:: Source material ::

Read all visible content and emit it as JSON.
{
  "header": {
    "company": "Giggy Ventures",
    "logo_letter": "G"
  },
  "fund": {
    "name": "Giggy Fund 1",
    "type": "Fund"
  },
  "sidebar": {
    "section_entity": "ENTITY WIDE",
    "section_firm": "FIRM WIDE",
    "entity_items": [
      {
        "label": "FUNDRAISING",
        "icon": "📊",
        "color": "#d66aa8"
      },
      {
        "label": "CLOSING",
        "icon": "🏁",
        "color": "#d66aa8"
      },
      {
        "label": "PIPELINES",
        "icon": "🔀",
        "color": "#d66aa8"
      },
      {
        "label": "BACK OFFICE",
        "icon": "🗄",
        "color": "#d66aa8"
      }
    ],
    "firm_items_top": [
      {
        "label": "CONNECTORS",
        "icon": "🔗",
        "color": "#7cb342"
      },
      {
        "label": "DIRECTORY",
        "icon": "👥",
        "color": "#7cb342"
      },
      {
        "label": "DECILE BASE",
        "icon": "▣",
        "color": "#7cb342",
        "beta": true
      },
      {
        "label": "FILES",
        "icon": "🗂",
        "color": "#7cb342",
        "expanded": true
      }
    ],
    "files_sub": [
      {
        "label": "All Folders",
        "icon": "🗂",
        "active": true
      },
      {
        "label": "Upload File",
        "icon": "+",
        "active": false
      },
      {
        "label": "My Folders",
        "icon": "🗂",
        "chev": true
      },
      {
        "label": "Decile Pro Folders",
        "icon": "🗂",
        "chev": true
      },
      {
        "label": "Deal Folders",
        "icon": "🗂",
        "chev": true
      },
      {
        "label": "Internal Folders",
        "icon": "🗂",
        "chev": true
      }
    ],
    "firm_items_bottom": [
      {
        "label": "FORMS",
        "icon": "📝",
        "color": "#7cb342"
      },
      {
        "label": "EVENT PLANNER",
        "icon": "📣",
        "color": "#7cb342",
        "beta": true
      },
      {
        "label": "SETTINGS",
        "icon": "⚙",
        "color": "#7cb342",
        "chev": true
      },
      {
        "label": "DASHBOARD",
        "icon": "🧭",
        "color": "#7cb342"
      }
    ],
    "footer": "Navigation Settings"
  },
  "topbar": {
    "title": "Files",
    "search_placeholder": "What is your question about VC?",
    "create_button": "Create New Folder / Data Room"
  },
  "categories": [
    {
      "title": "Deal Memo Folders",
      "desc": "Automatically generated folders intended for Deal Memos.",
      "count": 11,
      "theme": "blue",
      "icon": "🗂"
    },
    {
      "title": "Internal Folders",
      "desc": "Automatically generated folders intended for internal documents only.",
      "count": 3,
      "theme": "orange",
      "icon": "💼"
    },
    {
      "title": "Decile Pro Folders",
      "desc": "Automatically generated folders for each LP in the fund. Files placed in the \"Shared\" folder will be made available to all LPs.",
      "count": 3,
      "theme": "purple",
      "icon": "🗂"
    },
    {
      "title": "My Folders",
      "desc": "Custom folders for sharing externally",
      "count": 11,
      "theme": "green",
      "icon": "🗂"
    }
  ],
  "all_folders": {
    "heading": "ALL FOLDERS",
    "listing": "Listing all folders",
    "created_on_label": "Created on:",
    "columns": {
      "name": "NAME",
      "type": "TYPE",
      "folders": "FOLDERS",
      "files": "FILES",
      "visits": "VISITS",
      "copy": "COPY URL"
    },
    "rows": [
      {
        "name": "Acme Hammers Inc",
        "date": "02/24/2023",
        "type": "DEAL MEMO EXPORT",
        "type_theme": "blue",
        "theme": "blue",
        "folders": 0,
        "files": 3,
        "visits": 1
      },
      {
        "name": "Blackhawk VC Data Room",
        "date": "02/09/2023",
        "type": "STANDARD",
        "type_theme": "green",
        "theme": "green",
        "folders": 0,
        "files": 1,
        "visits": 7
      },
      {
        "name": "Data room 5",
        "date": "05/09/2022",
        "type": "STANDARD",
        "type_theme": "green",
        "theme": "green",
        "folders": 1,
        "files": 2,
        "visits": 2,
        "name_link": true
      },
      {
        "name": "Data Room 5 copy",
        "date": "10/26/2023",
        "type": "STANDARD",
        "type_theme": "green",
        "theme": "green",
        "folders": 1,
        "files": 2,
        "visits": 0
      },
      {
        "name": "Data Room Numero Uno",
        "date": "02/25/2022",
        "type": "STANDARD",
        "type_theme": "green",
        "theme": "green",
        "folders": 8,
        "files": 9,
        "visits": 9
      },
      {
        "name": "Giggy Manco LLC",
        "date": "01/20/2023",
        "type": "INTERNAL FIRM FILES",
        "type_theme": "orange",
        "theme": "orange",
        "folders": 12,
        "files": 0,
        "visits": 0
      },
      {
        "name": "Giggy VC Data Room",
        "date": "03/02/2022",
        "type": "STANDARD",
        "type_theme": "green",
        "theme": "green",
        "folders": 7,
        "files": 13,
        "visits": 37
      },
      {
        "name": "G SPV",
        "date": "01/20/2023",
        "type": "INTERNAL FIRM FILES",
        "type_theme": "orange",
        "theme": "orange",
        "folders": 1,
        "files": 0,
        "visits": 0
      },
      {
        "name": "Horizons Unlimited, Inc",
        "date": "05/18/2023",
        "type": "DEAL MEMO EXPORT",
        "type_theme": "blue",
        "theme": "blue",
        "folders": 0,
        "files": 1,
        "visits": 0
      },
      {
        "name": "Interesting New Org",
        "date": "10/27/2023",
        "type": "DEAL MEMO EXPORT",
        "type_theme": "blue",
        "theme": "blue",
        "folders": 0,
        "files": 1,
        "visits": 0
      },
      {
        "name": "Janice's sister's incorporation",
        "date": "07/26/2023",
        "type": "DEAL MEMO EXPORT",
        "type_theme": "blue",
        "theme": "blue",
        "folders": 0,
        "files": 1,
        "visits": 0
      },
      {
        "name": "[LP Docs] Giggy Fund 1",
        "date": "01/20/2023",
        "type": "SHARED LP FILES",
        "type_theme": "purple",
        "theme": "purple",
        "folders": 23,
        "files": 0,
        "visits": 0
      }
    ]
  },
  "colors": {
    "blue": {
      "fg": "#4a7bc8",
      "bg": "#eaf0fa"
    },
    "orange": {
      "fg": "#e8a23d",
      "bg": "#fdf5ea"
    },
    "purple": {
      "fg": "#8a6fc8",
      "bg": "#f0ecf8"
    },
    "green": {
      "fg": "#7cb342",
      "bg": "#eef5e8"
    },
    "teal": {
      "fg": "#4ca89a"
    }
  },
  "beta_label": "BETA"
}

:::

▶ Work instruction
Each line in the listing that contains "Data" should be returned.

▶ Response box
    "create_button": "Create New Folder / Data Room"
        "name": "Blackhawk VC Data Room",
        "name": "Data room 5",
        "name": "Data Room 5 copy",
        "name": "Data Room Numero Uno",
        "name": "Giggy VC Data Room",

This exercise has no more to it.